[[ EXERCISE DATA open ]]

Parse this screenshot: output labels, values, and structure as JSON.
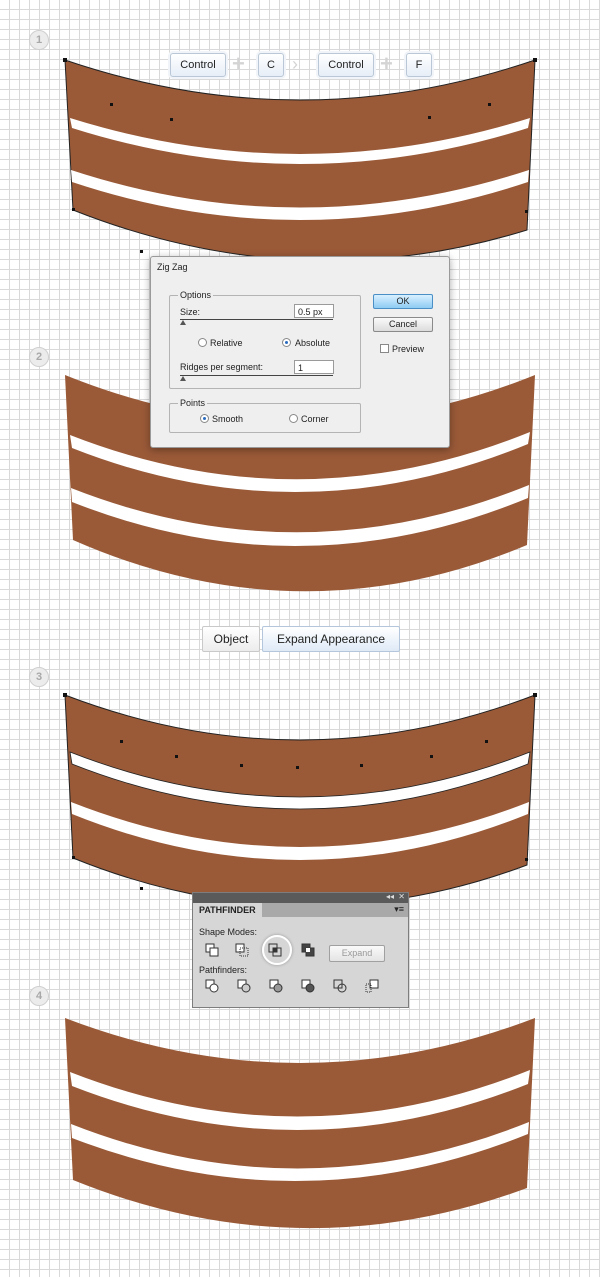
{
  "colors": {
    "cake_fill": "#9a5a38",
    "stripe": "#ffffff",
    "grid": "#d9d9d9"
  },
  "steps": [
    "1",
    "2",
    "3",
    "4"
  ],
  "shortcut_keys": {
    "key1": "Control",
    "key2": "C",
    "key3": "Control",
    "key4": "F"
  },
  "menu_path": {
    "item1": "Object",
    "item2": "Expand Appearance"
  },
  "zigzag_dialog": {
    "title": "Zig Zag",
    "options_label": "Options",
    "size_label": "Size:",
    "size_value": "0.5 px",
    "relative_label": "Relative",
    "absolute_label": "Absolute",
    "ridges_label": "Ridges per segment:",
    "ridges_value": "1",
    "points_label": "Points",
    "smooth_label": "Smooth",
    "corner_label": "Corner",
    "ok_label": "OK",
    "cancel_label": "Cancel",
    "preview_label": "Preview",
    "selected_mode": "Absolute",
    "selected_points": "Smooth"
  },
  "pathfinder": {
    "tab_label": "PATHFINDER",
    "shape_modes_label": "Shape Modes:",
    "pathfinders_label": "Pathfinders:",
    "expand_label": "Expand",
    "collapse_icon": "double-chevron-left-icon",
    "close_icon": "close-icon",
    "menu_icon": "panel-menu-icon"
  }
}
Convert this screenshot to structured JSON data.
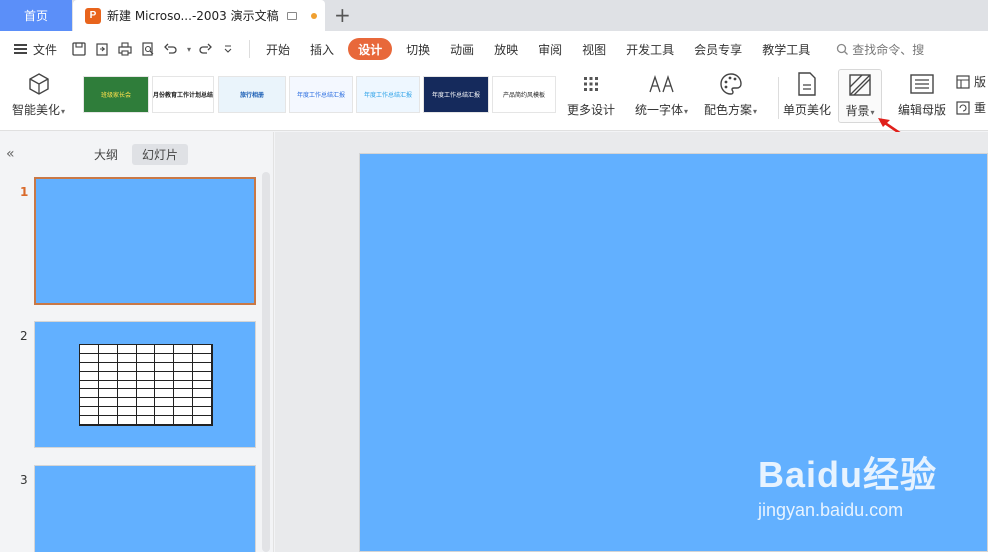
{
  "tabbar": {
    "home": "首页",
    "doc_title": "新建 Microso...-2003 演示文稿",
    "new_tab": "+"
  },
  "menu": {
    "file": "文件",
    "tabs": [
      "开始",
      "插入",
      "设计",
      "切换",
      "动画",
      "放映",
      "审阅",
      "视图",
      "开发工具",
      "会员专享",
      "教学工具"
    ],
    "active_tab": "设计",
    "search": "查找命令、搜"
  },
  "ribbon": {
    "smart_beautify": "智能美化",
    "more_design": "更多设计",
    "unify_font": "统一字体",
    "color_scheme": "配色方案",
    "single_page": "单页美化",
    "background": "背景",
    "edit_master": "编辑母版",
    "layout_partial": "版",
    "reset_partial": "重",
    "templates": [
      "班级家长会",
      "月份教育工作计划总结",
      "旅行相册",
      "年度工作总结汇报",
      "年度工作总结汇报",
      "年度工作总结汇报",
      "产品简约风模板"
    ]
  },
  "left_pane": {
    "outline": "大纲",
    "slides": "幻灯片",
    "slide_numbers": [
      "1",
      "2",
      "3"
    ]
  },
  "watermark": {
    "brand": "Baidu经验",
    "url": "jingyan.baidu.com"
  },
  "colors": {
    "slide_bg": "#62b0ff",
    "accent": "#e8683a",
    "home_tab": "#5b8ff9"
  }
}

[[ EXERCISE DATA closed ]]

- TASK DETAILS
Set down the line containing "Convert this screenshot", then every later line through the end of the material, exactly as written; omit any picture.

- SOLUTION TO THE PROBLEM
Convert this screenshot to structured JSON data.
{
  "tabbar": {
    "home": "首页",
    "doc_title": "新建 Microso...-2003 演示文稿",
    "new_tab": "+"
  },
  "menu": {
    "file": "文件",
    "tabs": [
      "开始",
      "插入",
      "设计",
      "切换",
      "动画",
      "放映",
      "审阅",
      "视图",
      "开发工具",
      "会员专享",
      "教学工具"
    ],
    "active_tab": "设计",
    "search": "查找命令、搜"
  },
  "ribbon": {
    "smart_beautify": "智能美化",
    "more_design": "更多设计",
    "unify_font": "统一字体",
    "color_scheme": "配色方案",
    "single_page": "单页美化",
    "background": "背景",
    "edit_master": "编辑母版",
    "layout_partial": "版",
    "reset_partial": "重",
    "templates": [
      "班级家长会",
      "月份教育工作计划总结",
      "旅行相册",
      "年度工作总结汇报",
      "年度工作总结汇报",
      "年度工作总结汇报",
      "产品简约风模板"
    ]
  },
  "left_pane": {
    "outline": "大纲",
    "slides": "幻灯片",
    "slide_numbers": [
      "1",
      "2",
      "3"
    ]
  },
  "watermark": {
    "brand": "Baidu经验",
    "url": "jingyan.baidu.com"
  },
  "colors": {
    "slide_bg": "#62b0ff",
    "accent": "#e8683a",
    "home_tab": "#5b8ff9"
  }
}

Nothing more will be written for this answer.